This approach, he says, represents, the future for stem cell research, rather than the nuclear transfer method that his large team used more than a decade ago at the Roslin Institute, near Edinburgh, to create Dolly....Can you hear that? That's the death bell is ringing for human cloning for research. How soon before other researchers start catching on and begin to admit that therapies via human cloning aren't at all practical?
Cloning is still too wasteful of precious human eggs, which are in great demand for fertility treatments, to consider for creating embryonic stem cells. "It is a nice success but a bit limited," commented Prof Wilmut. "Given the low efficiency, you wonder just how long nuclear transfer will have a useful life."
Nor is it clear, he said, why the Oregon team was successful, which will hamper attempts to improve their methods. Instead, Prof Wilmut is backing direct reprogramming or "de-differentiation", the embryo free route pursued by Prof Yamanaka, which he finds "100 times more interesting."
"The odds are that by the time we make nuclear transfer work in humans, direct reprogramming will work too.

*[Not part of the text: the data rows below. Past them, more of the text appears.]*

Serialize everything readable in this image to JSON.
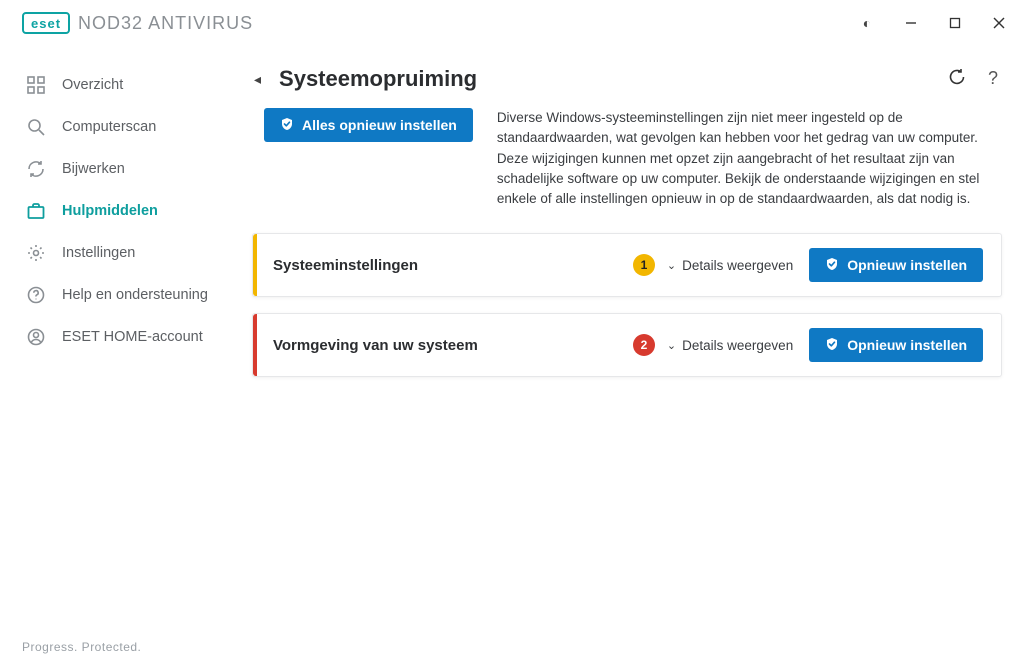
{
  "brand": {
    "badge": "eset",
    "product_bold": "NOD32",
    "product_rest": " ANTIVIRUS"
  },
  "nav": {
    "items": [
      {
        "label": "Overzicht"
      },
      {
        "label": "Computerscan"
      },
      {
        "label": "Bijwerken"
      },
      {
        "label": "Hulpmiddelen"
      },
      {
        "label": "Instellingen"
      },
      {
        "label": "Help en ondersteuning"
      },
      {
        "label": "ESET HOME-account"
      }
    ]
  },
  "page": {
    "title": "Systeemopruiming",
    "reset_all": "Alles opnieuw instellen",
    "intro": "Diverse Windows-systeeminstellingen zijn niet meer ingesteld op de standaardwaarden, wat gevolgen kan hebben voor het gedrag van uw computer. Deze wijzigingen kunnen met opzet zijn aangebracht of het resultaat zijn van schadelijke software op uw computer. Bekijk de onderstaande wijzigingen en stel enkele of alle instellingen opnieuw in op de standaardwaarden, als dat nodig is."
  },
  "cards": [
    {
      "title": "Systeeminstellingen",
      "count": "1",
      "details": "Details weergeven",
      "reset": "Opnieuw instellen"
    },
    {
      "title": "Vormgeving van uw systeem",
      "count": "2",
      "details": "Details weergeven",
      "reset": "Opnieuw instellen"
    }
  ],
  "footer": "Progress. Protected."
}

I am anticipating that before too long we will be able to use the Yamanaka approach to achieve the same, without making human embryos. I have no doubt that in the long term, direct reprogramming will be more productive, though we can't be sure exactly when, next year or five years into the future."